Case study: Co-operative Wealth

It is safe to say the reputation of the financial services sector has suffered something of a battering in recent years. Austerity measures cut deep – and continue to seriously impact on communities - in the wake of the 2007/08 financial crisis. A sense of injustice lingered long following bank bailouts and much maligned ‘fat cat’ bonuses and pay-offs.

But the sector-wide tarring is not completely fair. The brush can paint a different picture – on an ethically-sourced canvass. Derby-based Co-operative Wealth, created in 2012, is enshrined in the values of self-help, equality, solidarity and ethics.

Stuart Mann said: “Co-operative Wealth was developed from an idea where myself and co-founder Charles Mosley felt big businesses - banks and building societies - were letting their long-standing clients down.

“Having sold to them for many years and made large sums of profit, they just walked away when regulation became too tough or there was not enough money - dare I say profit - to be made.   

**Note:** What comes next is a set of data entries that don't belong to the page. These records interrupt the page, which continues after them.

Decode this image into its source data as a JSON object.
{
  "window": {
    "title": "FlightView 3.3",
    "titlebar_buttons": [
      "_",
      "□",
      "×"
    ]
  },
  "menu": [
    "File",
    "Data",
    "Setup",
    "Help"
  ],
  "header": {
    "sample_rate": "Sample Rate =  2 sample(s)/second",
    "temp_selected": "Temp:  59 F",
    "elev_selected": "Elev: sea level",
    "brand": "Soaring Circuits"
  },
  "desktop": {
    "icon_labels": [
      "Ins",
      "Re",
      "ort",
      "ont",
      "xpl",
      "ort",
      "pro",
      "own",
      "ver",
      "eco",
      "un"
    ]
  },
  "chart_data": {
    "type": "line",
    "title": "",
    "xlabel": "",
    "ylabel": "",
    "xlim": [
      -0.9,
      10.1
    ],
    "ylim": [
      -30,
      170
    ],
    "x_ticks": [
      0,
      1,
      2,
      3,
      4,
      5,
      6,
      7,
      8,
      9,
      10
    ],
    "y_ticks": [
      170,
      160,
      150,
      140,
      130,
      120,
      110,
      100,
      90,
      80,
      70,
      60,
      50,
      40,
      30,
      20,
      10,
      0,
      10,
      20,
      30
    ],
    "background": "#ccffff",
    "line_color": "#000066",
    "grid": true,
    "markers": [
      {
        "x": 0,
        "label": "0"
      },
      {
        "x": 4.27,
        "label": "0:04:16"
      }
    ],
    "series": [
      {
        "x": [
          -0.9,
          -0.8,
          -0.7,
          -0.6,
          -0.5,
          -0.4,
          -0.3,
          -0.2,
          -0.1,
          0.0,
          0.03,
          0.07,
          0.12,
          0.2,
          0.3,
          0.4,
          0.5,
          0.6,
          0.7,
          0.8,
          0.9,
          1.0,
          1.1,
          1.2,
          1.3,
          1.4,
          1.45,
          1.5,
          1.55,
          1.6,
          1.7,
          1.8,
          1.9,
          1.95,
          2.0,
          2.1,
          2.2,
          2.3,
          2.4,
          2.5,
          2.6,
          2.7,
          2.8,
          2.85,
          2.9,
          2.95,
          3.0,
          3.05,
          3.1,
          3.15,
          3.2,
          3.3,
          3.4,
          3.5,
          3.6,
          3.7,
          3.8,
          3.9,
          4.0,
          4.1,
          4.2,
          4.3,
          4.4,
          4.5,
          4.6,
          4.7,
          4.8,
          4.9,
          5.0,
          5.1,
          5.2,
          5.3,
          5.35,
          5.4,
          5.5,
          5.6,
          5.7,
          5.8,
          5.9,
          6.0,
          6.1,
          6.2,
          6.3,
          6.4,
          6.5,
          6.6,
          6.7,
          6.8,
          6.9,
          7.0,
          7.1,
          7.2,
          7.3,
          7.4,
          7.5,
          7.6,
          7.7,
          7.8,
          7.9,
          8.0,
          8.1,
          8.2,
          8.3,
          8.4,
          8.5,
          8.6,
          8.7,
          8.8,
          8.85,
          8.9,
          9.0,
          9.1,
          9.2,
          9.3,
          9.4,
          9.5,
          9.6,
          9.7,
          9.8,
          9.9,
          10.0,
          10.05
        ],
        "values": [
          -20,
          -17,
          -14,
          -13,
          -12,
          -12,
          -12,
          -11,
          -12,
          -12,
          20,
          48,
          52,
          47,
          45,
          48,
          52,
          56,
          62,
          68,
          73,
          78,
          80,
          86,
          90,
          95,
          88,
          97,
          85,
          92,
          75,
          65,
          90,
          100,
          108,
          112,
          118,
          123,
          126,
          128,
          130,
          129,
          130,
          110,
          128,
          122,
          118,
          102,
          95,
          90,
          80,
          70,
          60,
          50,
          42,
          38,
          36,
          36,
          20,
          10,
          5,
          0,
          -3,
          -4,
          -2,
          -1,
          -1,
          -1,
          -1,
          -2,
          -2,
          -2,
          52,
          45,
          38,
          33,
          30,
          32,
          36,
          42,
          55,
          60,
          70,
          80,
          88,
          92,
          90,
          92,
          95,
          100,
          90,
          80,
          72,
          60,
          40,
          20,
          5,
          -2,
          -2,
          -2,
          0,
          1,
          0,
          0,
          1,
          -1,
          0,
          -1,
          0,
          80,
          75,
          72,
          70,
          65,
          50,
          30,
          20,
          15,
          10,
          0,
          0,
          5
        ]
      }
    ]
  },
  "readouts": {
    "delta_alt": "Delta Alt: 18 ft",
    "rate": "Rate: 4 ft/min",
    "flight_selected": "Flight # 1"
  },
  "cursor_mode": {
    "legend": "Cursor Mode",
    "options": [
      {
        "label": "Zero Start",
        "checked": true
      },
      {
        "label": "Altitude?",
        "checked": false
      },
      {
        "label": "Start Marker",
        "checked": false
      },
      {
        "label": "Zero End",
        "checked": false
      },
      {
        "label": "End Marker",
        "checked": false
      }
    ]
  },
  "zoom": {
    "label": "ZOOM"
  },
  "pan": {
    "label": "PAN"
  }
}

“Where do these customers go, having purchased complex investment based products?  Very few deal with the average household now, focusing predominantly on the top five per cent of wealth.”

The answer to this question is Co-operative Wealth – or similar organisations. But it is not just the customers who receive a fair deal from Co-operative Wealth. The employees, Co-op Wealth’s members, have equal rights and benefits. 

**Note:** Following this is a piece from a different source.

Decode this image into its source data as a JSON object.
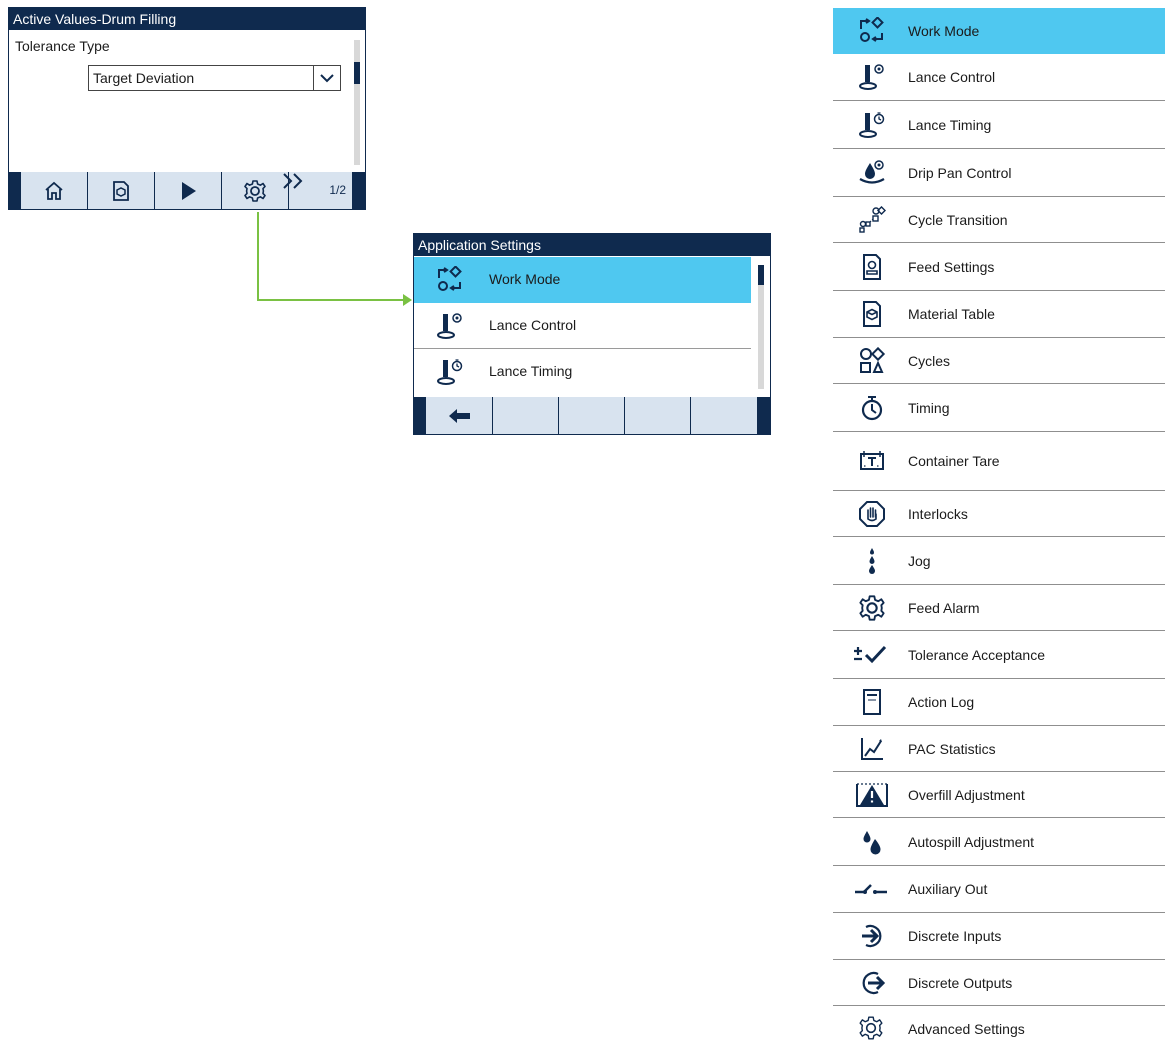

Stuart Mann said: “All being on one level, striving for the same goal with very similar beliefs, means we are able to challenge each other and ensure all feed into the direction of the business. We all bring something to the party by way of knowledge or enthusiasm - or just support.”

It is an extension of the benefits - with the added bonus of pooled resources and expertise - afforded to those in self-employment. The Co-operative Wealth co-founder added: “The reward from ‘sailing your own ship’ is second to none. You live and die by you own decisions and work ethic. I love being my own boss.”

He does believe government could do more to support the growing army of self-employed – whether through measures of support targeted at individuals or assistance in setting up as, for assistance, a co-operative.

Stuart Mann said: “Irregularity of income is one of the biggest challenges, though benefits such as sick pay or holiday pay go unappreciated until you become your self-employed. 

“Getting started and having the capital to develop your idea makes life really tough. You need to watch every penny and create regular income streams to survive.

“Further support is needed to support initiatives - be that tax breaks or capital investment.  Local government in local areas should be key stakeholders in helping their local economy grow.”

Trade union support covering, but not exclusive to, legal, financial and HR areas would also be beneficial according to the financial adviser. Those steps could lead to the proliferation of organisations with a similar mindset to Co-operative Wealth, improving the overall perception of businesses operating in the financial services.  

One thing for certain is that Co-operative Wealth deals with money matters - and money does matter. But its co-operative values ensure that it is not money at all cost.